“The day our child was conceived, someone else arrived. She was there as the cells fused, like a ghost”. So begins Richard, one of the narrators in Joanna Briscoe’s assured third novel of betrayal, obsession and infidelity. Richard and his partner Lelia make love as they dress for a Christmas party. They arrive at the party flustered and late. Both are introduced to the slight, mousy Sylvie Lavigne but she fails to make a lasting impression on either. Soon however, Sylvie works her way into both of their lives, threatening to unbalance their relationship. Lelia confides in Sylvie about her pregnancy and her worries for the baby. But as Lelia’s longed-for baby grows inside of her, so too does Richard’s indifference towards fatherhood and his fascination with Sylvie.
Sylvie is a wonderful, compelling creation – manipulative, enigmatic, elusive, charming and changeable. Like Sylvie, Briscoe’s narrative works its charm slowly and carefully, building to a devastating conclusion. Richard and Lelia’s near-obsession with the unlikely Sylvie is entirely believable, and the novel is littered with striking imagery, such as Richard’s vision of the baby as a ‘yoky sac’ and the physical description of Sylvie herself, whose beauty is as changeable as her character.
Told from both Richard and Lelia’s perspective the characters and their world are confidently realised and the story races to a gripping, heart-in-mouth ending.

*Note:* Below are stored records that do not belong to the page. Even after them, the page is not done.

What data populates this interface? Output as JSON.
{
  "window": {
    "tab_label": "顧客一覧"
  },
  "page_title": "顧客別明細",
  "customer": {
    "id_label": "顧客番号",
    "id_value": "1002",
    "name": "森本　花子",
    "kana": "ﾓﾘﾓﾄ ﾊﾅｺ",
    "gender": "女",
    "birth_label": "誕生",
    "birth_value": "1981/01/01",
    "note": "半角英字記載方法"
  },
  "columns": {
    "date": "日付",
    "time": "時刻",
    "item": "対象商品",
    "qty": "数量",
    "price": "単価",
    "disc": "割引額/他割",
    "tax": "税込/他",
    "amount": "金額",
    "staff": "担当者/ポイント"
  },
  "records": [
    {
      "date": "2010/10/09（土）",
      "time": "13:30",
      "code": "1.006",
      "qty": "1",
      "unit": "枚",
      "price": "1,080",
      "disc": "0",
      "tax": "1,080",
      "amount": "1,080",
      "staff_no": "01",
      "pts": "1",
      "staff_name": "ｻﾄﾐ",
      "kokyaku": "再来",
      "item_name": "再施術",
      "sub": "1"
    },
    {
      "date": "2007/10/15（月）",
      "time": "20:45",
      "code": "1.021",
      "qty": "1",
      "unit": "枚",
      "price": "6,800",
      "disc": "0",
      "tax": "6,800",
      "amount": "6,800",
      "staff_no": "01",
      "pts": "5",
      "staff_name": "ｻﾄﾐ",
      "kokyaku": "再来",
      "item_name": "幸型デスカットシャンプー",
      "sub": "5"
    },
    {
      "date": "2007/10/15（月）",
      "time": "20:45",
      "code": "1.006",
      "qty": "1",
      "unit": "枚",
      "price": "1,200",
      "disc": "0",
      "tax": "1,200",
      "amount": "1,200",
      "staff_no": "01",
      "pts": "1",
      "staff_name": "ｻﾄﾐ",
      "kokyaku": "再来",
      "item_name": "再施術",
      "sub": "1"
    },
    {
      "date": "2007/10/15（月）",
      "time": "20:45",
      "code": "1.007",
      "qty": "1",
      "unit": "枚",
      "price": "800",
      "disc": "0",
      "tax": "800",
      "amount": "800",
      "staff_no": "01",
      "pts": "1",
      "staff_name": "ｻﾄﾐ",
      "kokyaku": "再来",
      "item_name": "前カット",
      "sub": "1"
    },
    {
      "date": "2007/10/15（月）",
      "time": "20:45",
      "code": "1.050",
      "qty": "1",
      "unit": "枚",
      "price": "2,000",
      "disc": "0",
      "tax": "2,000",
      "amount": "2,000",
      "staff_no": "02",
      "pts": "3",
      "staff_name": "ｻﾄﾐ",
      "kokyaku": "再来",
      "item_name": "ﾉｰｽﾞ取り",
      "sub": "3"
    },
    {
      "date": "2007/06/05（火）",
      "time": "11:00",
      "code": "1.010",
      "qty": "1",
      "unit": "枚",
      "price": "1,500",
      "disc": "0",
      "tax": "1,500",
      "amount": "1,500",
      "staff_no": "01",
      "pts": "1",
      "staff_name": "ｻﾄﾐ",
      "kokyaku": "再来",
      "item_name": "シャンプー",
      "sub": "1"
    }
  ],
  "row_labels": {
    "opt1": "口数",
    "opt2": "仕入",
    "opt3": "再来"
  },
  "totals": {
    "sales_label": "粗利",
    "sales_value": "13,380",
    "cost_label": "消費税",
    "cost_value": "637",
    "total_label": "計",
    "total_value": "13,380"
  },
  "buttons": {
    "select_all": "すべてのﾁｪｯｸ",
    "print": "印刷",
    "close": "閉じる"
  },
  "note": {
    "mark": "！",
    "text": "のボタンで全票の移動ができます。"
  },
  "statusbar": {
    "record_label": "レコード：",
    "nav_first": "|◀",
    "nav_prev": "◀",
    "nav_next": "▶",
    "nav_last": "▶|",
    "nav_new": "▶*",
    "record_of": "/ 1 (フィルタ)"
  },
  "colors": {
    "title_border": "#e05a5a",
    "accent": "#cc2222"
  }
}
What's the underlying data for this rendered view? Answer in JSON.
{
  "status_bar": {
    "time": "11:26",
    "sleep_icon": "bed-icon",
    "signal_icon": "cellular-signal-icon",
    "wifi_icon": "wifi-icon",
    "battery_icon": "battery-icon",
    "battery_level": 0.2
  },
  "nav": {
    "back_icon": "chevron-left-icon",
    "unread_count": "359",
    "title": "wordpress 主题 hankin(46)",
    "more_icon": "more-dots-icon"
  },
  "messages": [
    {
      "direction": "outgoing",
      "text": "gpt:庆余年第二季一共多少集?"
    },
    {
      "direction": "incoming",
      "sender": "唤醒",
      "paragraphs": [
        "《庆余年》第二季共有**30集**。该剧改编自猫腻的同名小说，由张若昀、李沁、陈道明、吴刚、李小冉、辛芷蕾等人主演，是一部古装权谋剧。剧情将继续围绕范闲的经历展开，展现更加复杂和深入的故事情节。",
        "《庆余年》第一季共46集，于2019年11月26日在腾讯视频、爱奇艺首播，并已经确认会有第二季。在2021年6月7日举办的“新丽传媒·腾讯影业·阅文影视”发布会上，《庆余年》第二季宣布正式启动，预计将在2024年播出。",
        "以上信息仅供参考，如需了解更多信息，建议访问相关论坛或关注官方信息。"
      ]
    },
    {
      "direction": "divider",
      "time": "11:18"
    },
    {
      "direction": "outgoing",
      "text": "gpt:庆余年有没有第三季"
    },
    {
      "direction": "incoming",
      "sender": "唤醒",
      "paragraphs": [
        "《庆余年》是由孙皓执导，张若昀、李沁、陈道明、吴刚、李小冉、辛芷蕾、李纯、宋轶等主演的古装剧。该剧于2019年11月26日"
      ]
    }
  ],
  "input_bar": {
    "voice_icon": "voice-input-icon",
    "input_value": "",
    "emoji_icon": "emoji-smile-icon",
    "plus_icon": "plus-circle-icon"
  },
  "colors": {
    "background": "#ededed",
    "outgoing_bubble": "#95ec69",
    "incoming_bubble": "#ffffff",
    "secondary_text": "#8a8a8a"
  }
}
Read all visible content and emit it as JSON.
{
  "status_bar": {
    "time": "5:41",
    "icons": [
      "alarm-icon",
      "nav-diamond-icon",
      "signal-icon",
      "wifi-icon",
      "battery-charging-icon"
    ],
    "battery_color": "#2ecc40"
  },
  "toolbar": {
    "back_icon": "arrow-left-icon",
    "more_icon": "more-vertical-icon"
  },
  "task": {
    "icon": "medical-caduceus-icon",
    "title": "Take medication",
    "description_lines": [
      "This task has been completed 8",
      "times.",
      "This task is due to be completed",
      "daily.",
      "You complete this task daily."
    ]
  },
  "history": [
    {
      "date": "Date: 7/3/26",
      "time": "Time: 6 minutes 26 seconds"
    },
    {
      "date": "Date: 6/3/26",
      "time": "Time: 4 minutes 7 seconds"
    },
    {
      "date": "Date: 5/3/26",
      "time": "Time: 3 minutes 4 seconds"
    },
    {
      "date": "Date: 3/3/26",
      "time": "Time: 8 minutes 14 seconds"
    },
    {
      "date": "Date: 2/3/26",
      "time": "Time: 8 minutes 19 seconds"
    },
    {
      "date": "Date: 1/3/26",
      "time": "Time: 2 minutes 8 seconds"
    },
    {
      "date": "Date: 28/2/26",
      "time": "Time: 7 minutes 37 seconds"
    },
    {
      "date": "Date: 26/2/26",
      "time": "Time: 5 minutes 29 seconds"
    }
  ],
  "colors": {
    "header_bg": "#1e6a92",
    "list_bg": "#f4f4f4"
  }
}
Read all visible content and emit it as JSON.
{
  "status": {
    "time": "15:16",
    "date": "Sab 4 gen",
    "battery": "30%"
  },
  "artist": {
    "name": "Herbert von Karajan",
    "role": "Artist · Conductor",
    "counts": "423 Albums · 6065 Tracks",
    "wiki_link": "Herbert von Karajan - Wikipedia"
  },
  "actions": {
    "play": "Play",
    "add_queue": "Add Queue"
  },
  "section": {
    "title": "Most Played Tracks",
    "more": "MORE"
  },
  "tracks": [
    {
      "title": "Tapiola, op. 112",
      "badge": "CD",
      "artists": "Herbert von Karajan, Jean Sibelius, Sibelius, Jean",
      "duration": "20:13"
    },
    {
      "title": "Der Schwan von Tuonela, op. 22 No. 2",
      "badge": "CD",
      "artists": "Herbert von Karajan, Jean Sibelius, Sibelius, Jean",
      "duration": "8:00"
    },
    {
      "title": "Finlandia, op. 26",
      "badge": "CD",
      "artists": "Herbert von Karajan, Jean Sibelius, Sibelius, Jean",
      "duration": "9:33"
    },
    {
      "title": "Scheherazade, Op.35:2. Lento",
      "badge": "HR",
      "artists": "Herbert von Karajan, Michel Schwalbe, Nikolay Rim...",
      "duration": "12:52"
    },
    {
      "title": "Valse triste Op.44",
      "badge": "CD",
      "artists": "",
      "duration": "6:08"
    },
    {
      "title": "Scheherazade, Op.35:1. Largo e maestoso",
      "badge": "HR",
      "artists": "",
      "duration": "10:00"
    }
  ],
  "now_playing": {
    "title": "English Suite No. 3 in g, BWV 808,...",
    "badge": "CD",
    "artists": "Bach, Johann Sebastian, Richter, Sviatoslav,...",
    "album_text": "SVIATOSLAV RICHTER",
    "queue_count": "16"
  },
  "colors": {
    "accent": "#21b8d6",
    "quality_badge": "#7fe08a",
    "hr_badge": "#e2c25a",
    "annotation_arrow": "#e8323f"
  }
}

Thrilling, surprising and poignant this will linger long in the memory.